(Stored data entries)
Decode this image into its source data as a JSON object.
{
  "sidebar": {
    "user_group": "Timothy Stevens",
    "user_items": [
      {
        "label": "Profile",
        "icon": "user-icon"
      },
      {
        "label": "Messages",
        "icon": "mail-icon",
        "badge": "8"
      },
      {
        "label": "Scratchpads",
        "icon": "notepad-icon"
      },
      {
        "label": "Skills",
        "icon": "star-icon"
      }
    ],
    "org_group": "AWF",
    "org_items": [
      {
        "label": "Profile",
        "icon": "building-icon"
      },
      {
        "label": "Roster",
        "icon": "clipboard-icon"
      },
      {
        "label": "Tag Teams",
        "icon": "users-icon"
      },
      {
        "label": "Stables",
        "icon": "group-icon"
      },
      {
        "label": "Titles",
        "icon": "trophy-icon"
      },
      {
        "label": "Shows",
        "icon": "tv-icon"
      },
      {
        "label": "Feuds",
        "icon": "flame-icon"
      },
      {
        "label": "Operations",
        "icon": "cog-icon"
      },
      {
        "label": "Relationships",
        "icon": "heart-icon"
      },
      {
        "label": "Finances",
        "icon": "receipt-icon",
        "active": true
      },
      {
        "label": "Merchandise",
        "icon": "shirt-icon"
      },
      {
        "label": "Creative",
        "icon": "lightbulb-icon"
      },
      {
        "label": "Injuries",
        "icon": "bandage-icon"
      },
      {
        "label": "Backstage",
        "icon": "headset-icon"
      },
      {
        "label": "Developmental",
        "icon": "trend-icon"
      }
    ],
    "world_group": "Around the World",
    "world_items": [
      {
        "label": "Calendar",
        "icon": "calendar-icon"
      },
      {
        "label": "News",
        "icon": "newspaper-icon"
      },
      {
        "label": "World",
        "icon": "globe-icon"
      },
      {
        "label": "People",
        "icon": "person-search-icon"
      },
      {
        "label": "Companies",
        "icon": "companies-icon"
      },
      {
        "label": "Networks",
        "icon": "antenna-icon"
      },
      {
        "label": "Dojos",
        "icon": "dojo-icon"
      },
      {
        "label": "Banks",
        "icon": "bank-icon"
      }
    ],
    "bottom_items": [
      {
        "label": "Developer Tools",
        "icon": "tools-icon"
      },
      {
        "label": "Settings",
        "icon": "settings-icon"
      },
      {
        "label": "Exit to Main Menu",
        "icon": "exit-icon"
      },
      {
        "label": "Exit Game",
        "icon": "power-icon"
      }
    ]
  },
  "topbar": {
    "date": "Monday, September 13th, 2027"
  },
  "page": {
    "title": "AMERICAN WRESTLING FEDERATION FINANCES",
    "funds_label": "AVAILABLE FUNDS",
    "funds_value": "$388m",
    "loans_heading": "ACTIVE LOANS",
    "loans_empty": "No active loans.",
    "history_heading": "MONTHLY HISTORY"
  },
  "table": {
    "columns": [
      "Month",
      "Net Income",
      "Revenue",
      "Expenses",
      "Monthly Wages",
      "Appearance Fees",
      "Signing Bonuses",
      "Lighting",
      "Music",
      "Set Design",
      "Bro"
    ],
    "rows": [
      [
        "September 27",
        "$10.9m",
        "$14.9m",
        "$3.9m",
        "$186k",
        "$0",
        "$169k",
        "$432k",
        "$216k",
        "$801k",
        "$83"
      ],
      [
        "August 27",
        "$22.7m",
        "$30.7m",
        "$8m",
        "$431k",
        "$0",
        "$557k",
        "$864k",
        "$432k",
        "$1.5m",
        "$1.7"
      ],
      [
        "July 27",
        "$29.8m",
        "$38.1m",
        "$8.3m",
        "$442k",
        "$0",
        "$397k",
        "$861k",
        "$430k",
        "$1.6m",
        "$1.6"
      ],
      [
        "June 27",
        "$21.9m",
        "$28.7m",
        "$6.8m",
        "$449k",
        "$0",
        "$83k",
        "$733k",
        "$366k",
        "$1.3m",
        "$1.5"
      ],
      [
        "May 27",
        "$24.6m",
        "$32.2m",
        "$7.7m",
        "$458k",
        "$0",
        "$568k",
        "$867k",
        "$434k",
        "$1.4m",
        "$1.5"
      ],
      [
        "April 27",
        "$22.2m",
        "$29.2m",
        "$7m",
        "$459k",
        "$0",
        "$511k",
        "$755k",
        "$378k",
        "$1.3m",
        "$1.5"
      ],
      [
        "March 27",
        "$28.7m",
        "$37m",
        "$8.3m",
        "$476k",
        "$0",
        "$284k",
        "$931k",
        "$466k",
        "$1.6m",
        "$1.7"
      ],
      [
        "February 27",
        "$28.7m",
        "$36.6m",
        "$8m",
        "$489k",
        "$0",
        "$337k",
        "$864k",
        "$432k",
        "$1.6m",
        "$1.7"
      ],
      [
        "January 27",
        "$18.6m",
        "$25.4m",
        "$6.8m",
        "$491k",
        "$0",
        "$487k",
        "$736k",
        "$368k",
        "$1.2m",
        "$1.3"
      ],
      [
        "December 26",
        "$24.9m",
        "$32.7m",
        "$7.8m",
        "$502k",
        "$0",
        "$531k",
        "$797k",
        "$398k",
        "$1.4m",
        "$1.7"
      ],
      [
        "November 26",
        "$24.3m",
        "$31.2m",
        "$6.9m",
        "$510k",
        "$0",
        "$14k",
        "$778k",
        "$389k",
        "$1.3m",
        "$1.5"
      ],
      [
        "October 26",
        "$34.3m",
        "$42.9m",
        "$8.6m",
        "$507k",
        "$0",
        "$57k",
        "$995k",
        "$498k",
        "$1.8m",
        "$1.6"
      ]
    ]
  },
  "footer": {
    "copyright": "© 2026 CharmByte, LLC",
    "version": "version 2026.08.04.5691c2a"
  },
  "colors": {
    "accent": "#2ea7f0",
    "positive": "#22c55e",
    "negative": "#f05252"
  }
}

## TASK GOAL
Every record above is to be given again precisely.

## WRITTEN SOLUTION
Decode this image into its source data as a JSON object.
{
  "sidebar": {
    "user_group": "Timothy Stevens",
    "user_items": [
      {
        "label": "Profile",
        "icon": "user-icon"
      },
      {
        "label": "Messages",
        "icon": "mail-icon",
        "badge": "8"
      },
      {
        "label": "Scratchpads",
        "icon": "notepad-icon"
      },
      {
        "label": "Skills",
        "icon": "star-icon"
      }
    ],
    "org_group": "AWF",
    "org_items": [
      {
        "label": "Profile",
        "icon": "building-icon"
      },
      {
        "label": "Roster",
        "icon": "clipboard-icon"
      },
      {
        "label": "Tag Teams",
        "icon": "users-icon"
      },
      {
        "label": "Stables",
        "icon": "group-icon"
      },
      {
        "label": "Titles",
        "icon": "trophy-icon"
      },
      {
        "label": "Shows",
        "icon": "tv-icon"
      },
      {
        "label": "Feuds",
        "icon": "flame-icon"
      },
      {
        "label": "Operations",
        "icon": "cog-icon"
      },
      {
        "label": "Relationships",
        "icon": "heart-icon"
      },
      {
        "label": "Finances",
        "icon": "receipt-icon",
        "active": true
      },
      {
        "label": "Merchandise",
        "icon": "shirt-icon"
      },
      {
        "label": "Creative",
        "icon": "lightbulb-icon"
      },
      {
        "label": "Injuries",
        "icon": "bandage-icon"
      },
      {
        "label": "Backstage",
        "icon": "headset-icon"
      },
      {
        "label": "Developmental",
        "icon": "trend-icon"
      }
    ],
    "world_group": "Around the World",
    "world_items": [
      {
        "label": "Calendar",
        "icon": "calendar-icon"
      },
      {
        "label": "News",
        "icon": "newspaper-icon"
      },
      {
        "label": "World",
        "icon": "globe-icon"
      },
      {
        "label": "People",
        "icon": "person-search-icon"
      },
      {
        "label": "Companies",
        "icon": "companies-icon"
      },
      {
        "label": "Networks",
        "icon": "antenna-icon"
      },
      {
        "label": "Dojos",
        "icon": "dojo-icon"
      },
      {
        "label": "Banks",
        "icon": "bank-icon"
      }
    ],
    "bottom_items": [
      {
        "label": "Developer Tools",
        "icon": "tools-icon"
      },
      {
        "label": "Settings",
        "icon": "settings-icon"
      },
      {
        "label": "Exit to Main Menu",
        "icon": "exit-icon"
      },
      {
        "label": "Exit Game",
        "icon": "power-icon"
      }
    ]
  },
  "topbar": {
    "date": "Monday, September 13th, 2027"
  },
  "page": {
    "title": "AMERICAN WRESTLING FEDERATION FINANCES",
    "funds_label": "AVAILABLE FUNDS",
    "funds_value": "$388m",
    "loans_heading": "ACTIVE LOANS",
    "loans_empty": "No active loans.",
    "history_heading": "MONTHLY HISTORY"
  },
  "table": {
    "columns": [
      "Month",
      "Net Income",
      "Revenue",
      "Expenses",
      "Monthly Wages",
      "Appearance Fees",
      "Signing Bonuses",
      "Lighting",
      "Music",
      "Set Design",
      "Bro"
    ],
    "rows": [
      [
        "September 27",
        "$10.9m",
        "$14.9m",
        "$3.9m",
        "$186k",
        "$0",
        "$169k",
        "$432k",
        "$216k",
        "$801k",
        "$83"
      ],
      [
        "August 27",
        "$22.7m",
        "$30.7m",
        "$8m",
        "$431k",
        "$0",
        "$557k",
        "$864k",
        "$432k",
        "$1.5m",
        "$1.7"
      ],
      [
        "July 27",
        "$29.8m",
        "$38.1m",
        "$8.3m",
        "$442k",
        "$0",
        "$397k",
        "$861k",
        "$430k",
        "$1.6m",
        "$1.6"
      ],
      [
        "June 27",
        "$21.9m",
        "$28.7m",
        "$6.8m",
        "$449k",
        "$0",
        "$83k",
        "$733k",
        "$366k",
        "$1.3m",
        "$1.5"
      ],
      [
        "May 27",
        "$24.6m",
        "$32.2m",
        "$7.7m",
        "$458k",
        "$0",
        "$568k",
        "$867k",
        "$434k",
        "$1.4m",
        "$1.5"
      ],
      [
        "April 27",
        "$22.2m",
        "$29.2m",
        "$7m",
        "$459k",
        "$0",
        "$511k",
        "$755k",
        "$378k",
        "$1.3m",
        "$1.5"
      ],
      [
        "March 27",
        "$28.7m",
        "$37m",
        "$8.3m",
        "$476k",
        "$0",
        "$284k",
        "$931k",
        "$466k",
        "$1.6m",
        "$1.7"
      ],
      [
        "February 27",
        "$28.7m",
        "$36.6m",
        "$8m",
        "$489k",
        "$0",
        "$337k",
        "$864k",
        "$432k",
        "$1.6m",
        "$1.7"
      ],
      [
        "January 27",
        "$18.6m",
        "$25.4m",
        "$6.8m",
        "$491k",
        "$0",
        "$487k",
        "$736k",
        "$368k",
        "$1.2m",
        "$1.3"
      ],
      [
        "December 26",
        "$24.9m",
        "$32.7m",
        "$7.8m",
        "$502k",
        "$0",
        "$531k",
        "$797k",
        "$398k",
        "$1.4m",
        "$1.7"
      ],
      [
        "November 26",
        "$24.3m",
        "$31.2m",
        "$6.9m",
        "$510k",
        "$0",
        "$14k",
        "$778k",
        "$389k",
        "$1.3m",
        "$1.5"
      ],
      [
        "October 26",
        "$34.3m",
        "$42.9m",
        "$8.6m",
        "$507k",
        "$0",
        "$57k",
        "$995k",
        "$498k",
        "$1.8m",
        "$1.6"
      ]
    ]
  },
  "footer": {
    "copyright": "© 2026 CharmByte, LLC",
    "version": "version 2026.08.04.5691c2a"
  },
  "colors": {
    "accent": "#2ea7f0",
    "positive": "#22c55e",
    "negative": "#f05252"
  }
}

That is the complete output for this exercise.